POF - Plastic Optical Fiber (also Polymer Optical Fiber): An optical fiber made from a polymer or plastic.
Plastic light guides have a surprisingly long history. Soon after its invention in 1928, the transparent plastic polymethyl methacrylate (PMMA) began replacing quartz in a variety of applications, including bent rods used as dental illuminators. Early developers of fiber-optics tested transparent plastics as well as glass in the 1950s, and plastic was used as a cladding on some of the first clad optical fibers.
For many applications, plastic had important advantages over glass. Plastic is lightweight, inexpensive, and flexible rather than brittle. Thin sheets of clear plastic, like thin sheets of window glass, seem quite transparent. But reducing the attenuation of plastic proved far more difficult than improving the clarity of glass, and plastic was left in the dust when the first low-loss silica fibers were demonstrated in 1970s.
Developers of plastic fibers turned to other light-guiding applications where fiber loss was less important than in telecommunications. By the early 1970s, bundles of plastic fibers were being used in decorative lamps, with the fiber ends splayed out to sparkle with light at their ends. Fiber-optic pioneer Will Hicks strung plastic fibers through a plastic Christmas tree, which he hoped to sell for holiday decoration until it failed an impromptu fire test at a New York trade show. Despite such reverses, plastic fiber-optic decorations live on.
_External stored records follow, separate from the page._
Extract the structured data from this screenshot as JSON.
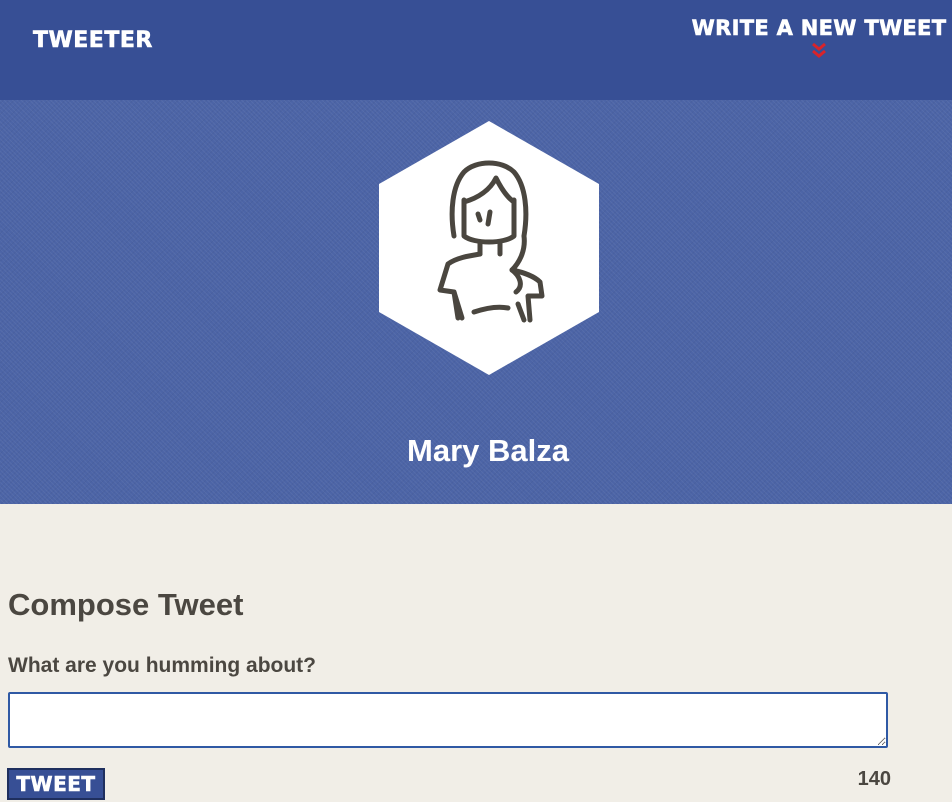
{
  "nav": {
    "brand": "TWEETER",
    "compose_link": "WRITE A NEW TWEET",
    "compose_link_icon": "double-chevron-down-icon"
  },
  "colors": {
    "nav_bg": "#374f95",
    "hero_bg": "#4c64a6",
    "page_bg": "#f1eee7",
    "accent_red": "#d8232a",
    "text_dark": "#4b4741"
  },
  "profile": {
    "name": "Mary Balza",
    "avatar_icon": "woman-avatar-icon"
  },
  "compose": {
    "title": "Compose Tweet",
    "label": "What are you humming about?",
    "text_value": "",
    "submit_label": "TWEET",
    "counter": "140"
  }
}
POF communications also survives in short-distance applications where the low cost and ease of termination of plastic fibers offsets their high attenuation. One example is the Media Oriented System Transport (MOST) network for automobiles, which red LED transmitters to transmit signals through up to 10 meters of POF linking electronic systems in cars. Auto mechanics don't need an expensive fusion splicer to connect the large-core step-index fibers. Japanese researchers have developed graded-index POFs with bandwidths high enough to transmit 4.4 gigahertz up to 50 m at 670 to 680 nm, which developers hope could lead to applications in home networking.
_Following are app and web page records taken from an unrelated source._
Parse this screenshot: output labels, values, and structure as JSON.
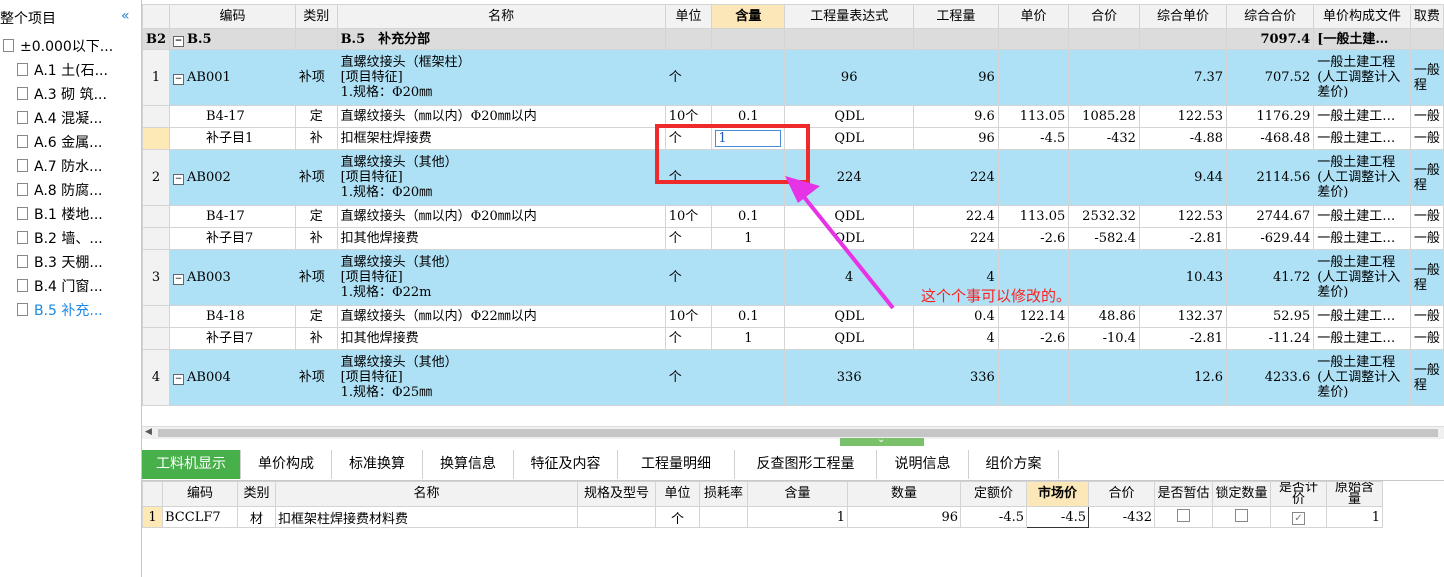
{
  "sidebar": {
    "root": "整个项目",
    "collapse_icon": "«",
    "items": [
      {
        "label": "±0.000以下..."
      },
      {
        "label": "A.1 土(石..."
      },
      {
        "label": "A.3 砌 筑..."
      },
      {
        "label": "A.4 混凝..."
      },
      {
        "label": "A.6 金属..."
      },
      {
        "label": "A.7 防水..."
      },
      {
        "label": "A.8 防腐..."
      },
      {
        "label": "B.1 楼地..."
      },
      {
        "label": "B.2 墙、..."
      },
      {
        "label": "B.3 天棚..."
      },
      {
        "label": "B.4 门窗..."
      },
      {
        "label": "B.5 补充..."
      }
    ]
  },
  "grid": {
    "headers": [
      "",
      "编码",
      "类别",
      "名称",
      "单位",
      "含量",
      "工程量表达式",
      "工程量",
      "单价",
      "合价",
      "综合单价",
      "综合合价",
      "单价构成文件",
      "取费"
    ],
    "category": {
      "rownum": "B2",
      "code": "B.5",
      "name": "B.5　补充分部",
      "total": "7097.4",
      "file": "[一般土建…"
    },
    "items": [
      {
        "rownum": "1",
        "code": "AB001",
        "type": "补项",
        "name1": "直螺纹接头（框架柱）",
        "name2": "[项目特征]",
        "name3": "1.规格：Φ20㎜",
        "unit": "个",
        "expr": "96",
        "qty": "96",
        "uprice": "7.37",
        "total": "707.52",
        "file": "一般土建工程(人工调整计入差价)",
        "fee": "一般程",
        "subs": [
          {
            "code": "B4-17",
            "type": "定",
            "name": "直螺纹接头（㎜以内）Φ20㎜以内",
            "unit": "10个",
            "content": "0.1",
            "expr": "QDL",
            "qty": "9.6",
            "price": "113.05",
            "amount": "1085.28",
            "uprice": "122.53",
            "total": "1176.29",
            "file": "一般土建工…",
            "fee": "一般"
          },
          {
            "code": "补子目1",
            "type": "补",
            "name": "扣框架柱焊接费",
            "unit": "个",
            "content": "1",
            "expr": "QDL",
            "qty": "96",
            "price": "-4.5",
            "amount": "-432",
            "uprice": "-4.88",
            "total": "-468.48",
            "file": "一般土建工…",
            "fee": "一般"
          }
        ]
      },
      {
        "rownum": "2",
        "code": "AB002",
        "type": "补项",
        "name1": "直螺纹接头（其他）",
        "name2": "[项目特征]",
        "name3": "1.规格：Φ20㎜",
        "unit": "个",
        "expr": "224",
        "qty": "224",
        "uprice": "9.44",
        "total": "2114.56",
        "file": "一般土建工程(人工调整计入差价)",
        "fee": "一般程",
        "subs": [
          {
            "code": "B4-17",
            "type": "定",
            "name": "直螺纹接头（㎜以内）Φ20㎜以内",
            "unit": "10个",
            "content": "0.1",
            "expr": "QDL",
            "qty": "22.4",
            "price": "113.05",
            "amount": "2532.32",
            "uprice": "122.53",
            "total": "2744.67",
            "file": "一般土建工…",
            "fee": "一般"
          },
          {
            "code": "补子目7",
            "type": "补",
            "name": "扣其他焊接费",
            "unit": "个",
            "content": "1",
            "expr": "QDL",
            "qty": "224",
            "price": "-2.6",
            "amount": "-582.4",
            "uprice": "-2.81",
            "total": "-629.44",
            "file": "一般土建工…",
            "fee": "一般"
          }
        ]
      },
      {
        "rownum": "3",
        "code": "AB003",
        "type": "补项",
        "name1": "直螺纹接头（其他）",
        "name2": "[项目特征]",
        "name3": "1.规格：Φ22m",
        "unit": "个",
        "expr": "4",
        "qty": "4",
        "uprice": "10.43",
        "total": "41.72",
        "file": "一般土建工程(人工调整计入差价)",
        "fee": "一般程",
        "subs": [
          {
            "code": "B4-18",
            "type": "定",
            "name": "直螺纹接头（㎜以内）Φ22㎜以内",
            "unit": "10个",
            "content": "0.1",
            "expr": "QDL",
            "qty": "0.4",
            "price": "122.14",
            "amount": "48.86",
            "uprice": "132.37",
            "total": "52.95",
            "file": "一般土建工…",
            "fee": "一般"
          },
          {
            "code": "补子目7",
            "type": "补",
            "name": "扣其他焊接费",
            "unit": "个",
            "content": "1",
            "expr": "QDL",
            "qty": "4",
            "price": "-2.6",
            "amount": "-10.4",
            "uprice": "-2.81",
            "total": "-11.24",
            "file": "一般土建工…",
            "fee": "一般"
          }
        ]
      },
      {
        "rownum": "4",
        "code": "AB004",
        "type": "补项",
        "name1": "直螺纹接头（其他）",
        "name2": "[项目特征]",
        "name3": "1.规格：Φ25㎜",
        "unit": "个",
        "expr": "336",
        "qty": "336",
        "uprice": "12.6",
        "total": "4233.6",
        "file": "一般土建工程(人工调整计入差价)",
        "fee": "一般程",
        "subs": []
      }
    ],
    "edit_value": "1"
  },
  "tabs": [
    "工料机显示",
    "单价构成",
    "标准换算",
    "换算信息",
    "特征及内容",
    "工程量明细",
    "反查图形工程量",
    "说明信息",
    "组价方案"
  ],
  "bottom": {
    "headers": [
      "",
      "编码",
      "类别",
      "名称",
      "规格及型号",
      "单位",
      "损耗率",
      "含量",
      "数量",
      "定额价",
      "市场价",
      "合价",
      "是否暂估",
      "锁定数量",
      "是否计价",
      "原始含量"
    ],
    "row": {
      "num": "1",
      "code": "BCCLF7",
      "type": "材",
      "name": "扣框架柱焊接费材料费",
      "spec": "",
      "unit": "个",
      "loss": "",
      "content": "1",
      "qty": "96",
      "price": "-4.5",
      "market": "-4.5",
      "amount": "-432",
      "orig": "1"
    }
  },
  "annotation": {
    "note": "这个个事可以修改的。",
    "color": "#ef2a2a",
    "arrow_color": "#e533e5"
  }
}
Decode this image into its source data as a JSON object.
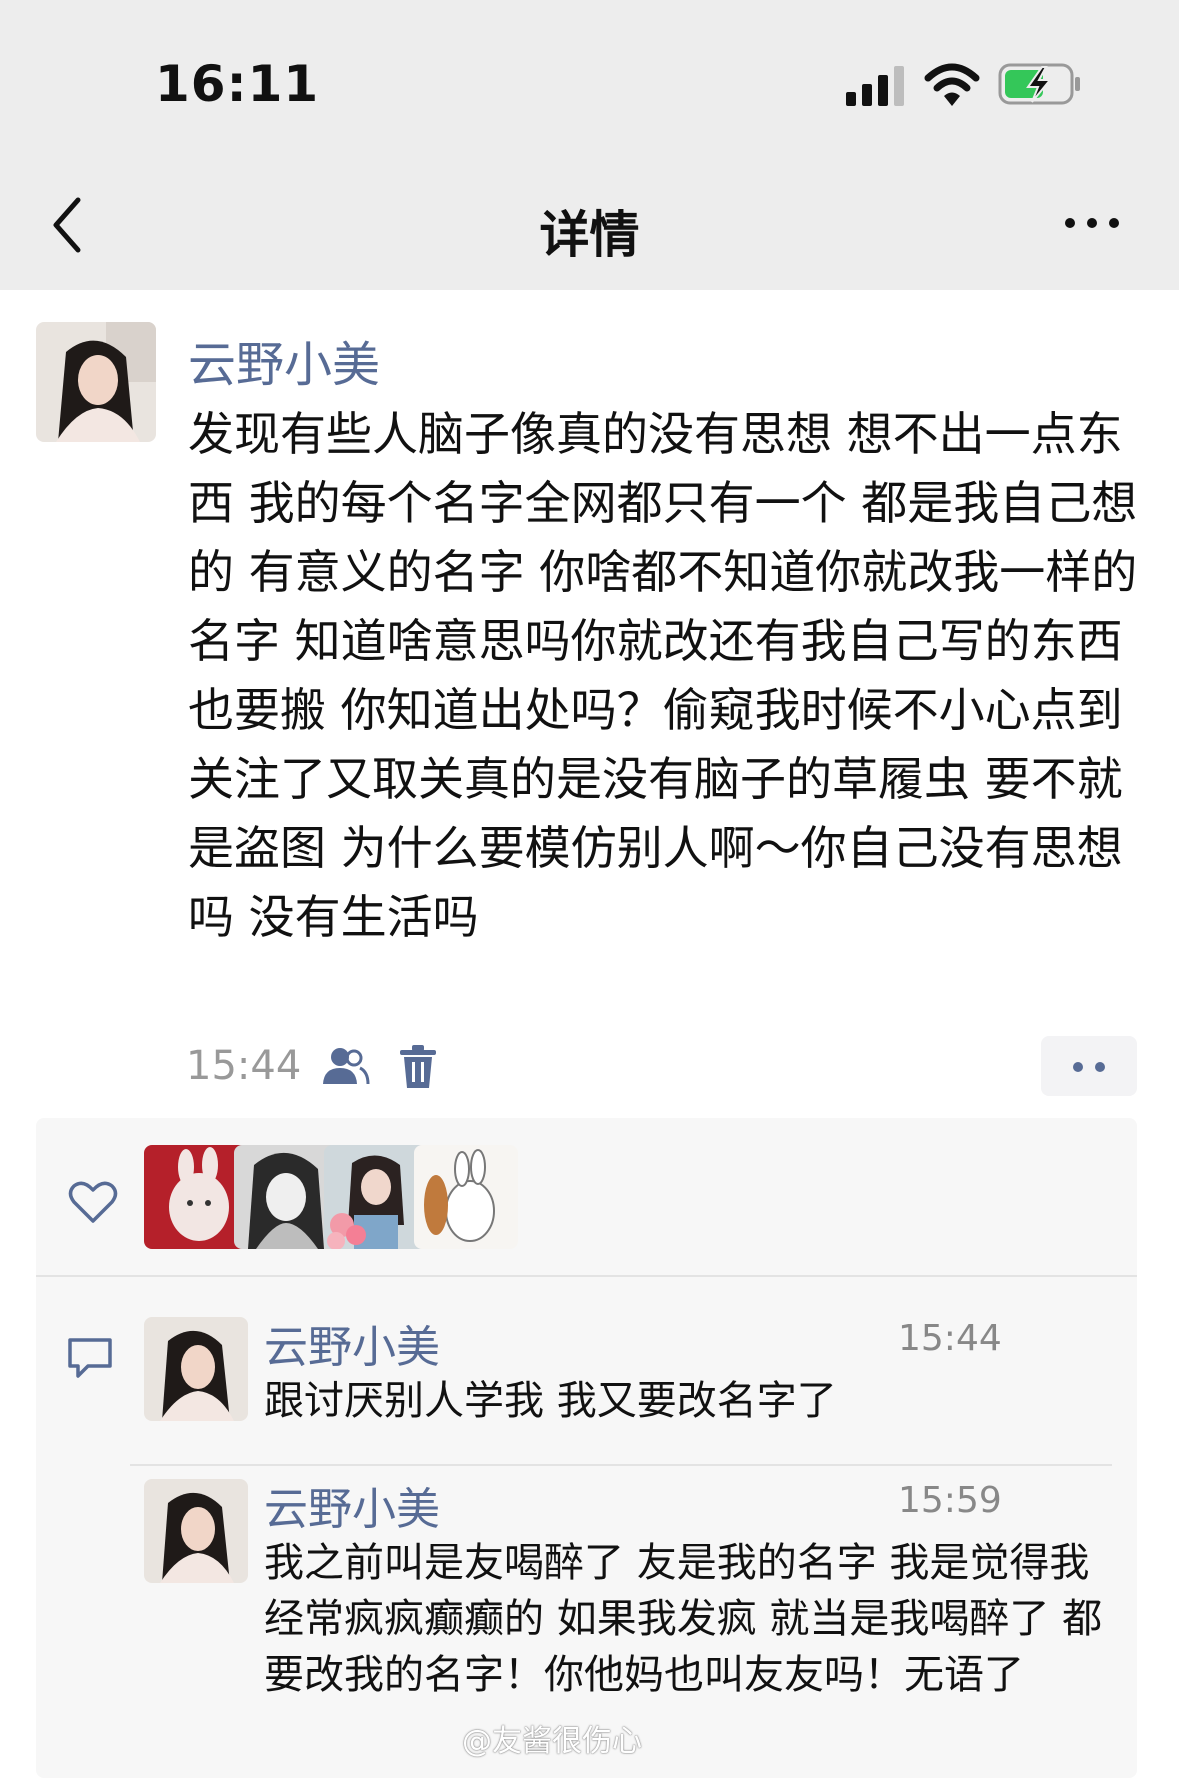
{
  "status_bar": {
    "time": "16:11"
  },
  "nav": {
    "title": "详情"
  },
  "post": {
    "author": "云野小美",
    "body": "发现有些人脑子像真的没有思想 想不出一点东西 我的每个名字全网都只有一个 都是我自己想的 有意义的名字 你啥都不知道你就改我一样的名字 知道啥意思吗你就改还有我自己写的东西也要搬 你知道出处吗？偷窥我时候不小心点到关注了又取关真的是没有脑子的草履虫 要不就是盗图 为什么要模仿别人啊～你自己没有思想吗 没有生活吗",
    "time": "15:44"
  },
  "comments": [
    {
      "author": "云野小美",
      "time": "15:44",
      "text": "跟讨厌别人学我 我又要改名字了"
    },
    {
      "author": "云野小美",
      "time": "15:59",
      "text": "我之前叫是友喝醉了 友是我的名字 我是觉得我经常疯疯癫癫的 如果我发疯 就当是我喝醉了 都要改我的名字！你他妈也叫友友吗！无语了"
    }
  ],
  "watermark": "@友酱很伤心",
  "icons": [
    "back-icon",
    "more-icon",
    "friends-icon",
    "delete-icon",
    "heart-icon",
    "comment-icon",
    "signal-icon",
    "wifi-icon",
    "battery-icon"
  ],
  "colors": {
    "name_blue": "#576b95",
    "nav_bg": "#ededed",
    "battery_green": "#34c759"
  }
}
Plastic optical fiber does have plenty of competition for the acronym POF, including polymer optical fiber and another optical term, "plane of focus." Acronymfinder.com lists 34 possible definitions ranging from the journal Physics of Fluids and the Pakistan Ordnance Factory to the dating site "Plenty of Fish" and "pontificating old fart". But plastic fiber fans can take heart -- the site ranks Plastic Optical Fiber ranks as the most-used definition of POF.
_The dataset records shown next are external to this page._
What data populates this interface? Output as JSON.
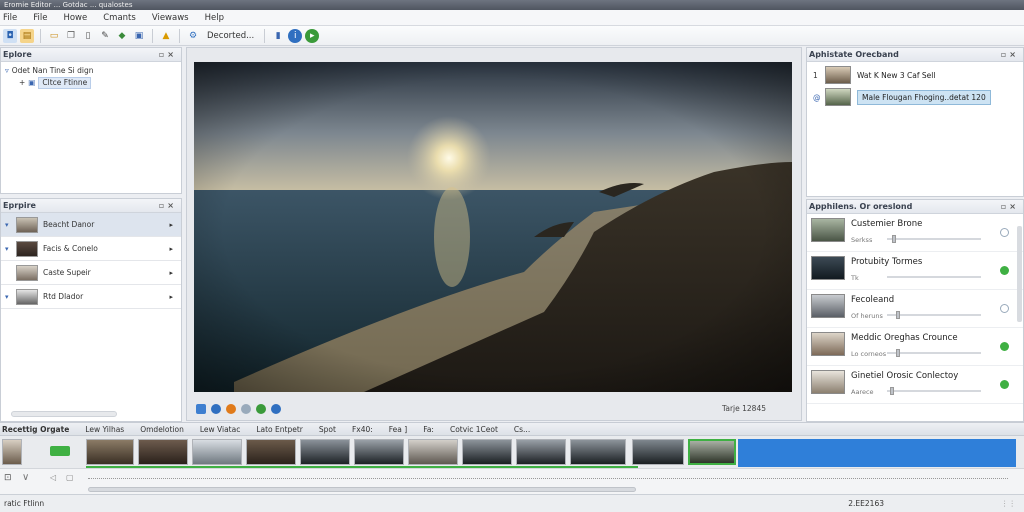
{
  "window": {
    "title": "Eromie Editor ... Gotdac ... qualostes"
  },
  "menu": [
    "File",
    "File",
    "Howe",
    "Cmants",
    "Viewaws",
    "Help"
  ],
  "toolbar": {
    "label": "Decorted..."
  },
  "explorer": {
    "title": "Eplore",
    "tree": [
      {
        "label": "Odet Nan Tine Si dign"
      },
      {
        "label": "Cltce Ftinne"
      }
    ]
  },
  "episodes": {
    "title": "Eprpire",
    "items": [
      {
        "label": "Beacht Danor"
      },
      {
        "label": "Facis & Conelo"
      },
      {
        "label": "Caste Supeir"
      },
      {
        "label": "Rtd Dlador"
      }
    ]
  },
  "preview": {
    "size_text": "Tarje 12845"
  },
  "subtitles": {
    "title": "Aphistate Orecband",
    "items": [
      {
        "num": "1",
        "label": "Wat K New 3 Caf Sell"
      },
      {
        "num": "@",
        "label": "Male Flougan Fhoging..detat 120"
      }
    ]
  },
  "appliances": {
    "title": "Apphilens. Or oreslond",
    "items": [
      {
        "title": "Custemier Brone",
        "sub": "Serkss",
        "status": "off",
        "level": 0.05
      },
      {
        "title": "Protubity Tormes",
        "sub": "Tk",
        "status": "on",
        "level": 0.0
      },
      {
        "title": "Fecoleand",
        "sub": "Of heruns",
        "status": "off",
        "level": 0.1
      },
      {
        "title": "Meddic Oreghas Crounce",
        "sub": "Lo corneos",
        "status": "on",
        "level": 0.1
      },
      {
        "title": "Ginetiel Orosic Conlectoy",
        "sub": "Aarece",
        "status": "on",
        "level": 0.03
      }
    ]
  },
  "timeline": {
    "tabs": [
      "Recettig Orgate",
      "Lew Yilhas",
      "Omdelotion",
      "Lew Viatac",
      "Lato Entpetr",
      "Spot",
      "Fx40:",
      "Fea ]",
      "Fa:",
      "Cotvic 1Ceot",
      "Cs..."
    ]
  },
  "status": {
    "left": "ratic Ftlinn",
    "right": "2.EE2163"
  },
  "colors": {
    "accent": "#2f7fd9",
    "green": "#3fb043",
    "selection": "#cde3f3"
  }
}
Modern decorative fiber-optic lamp, courtesy of Keck Observatory.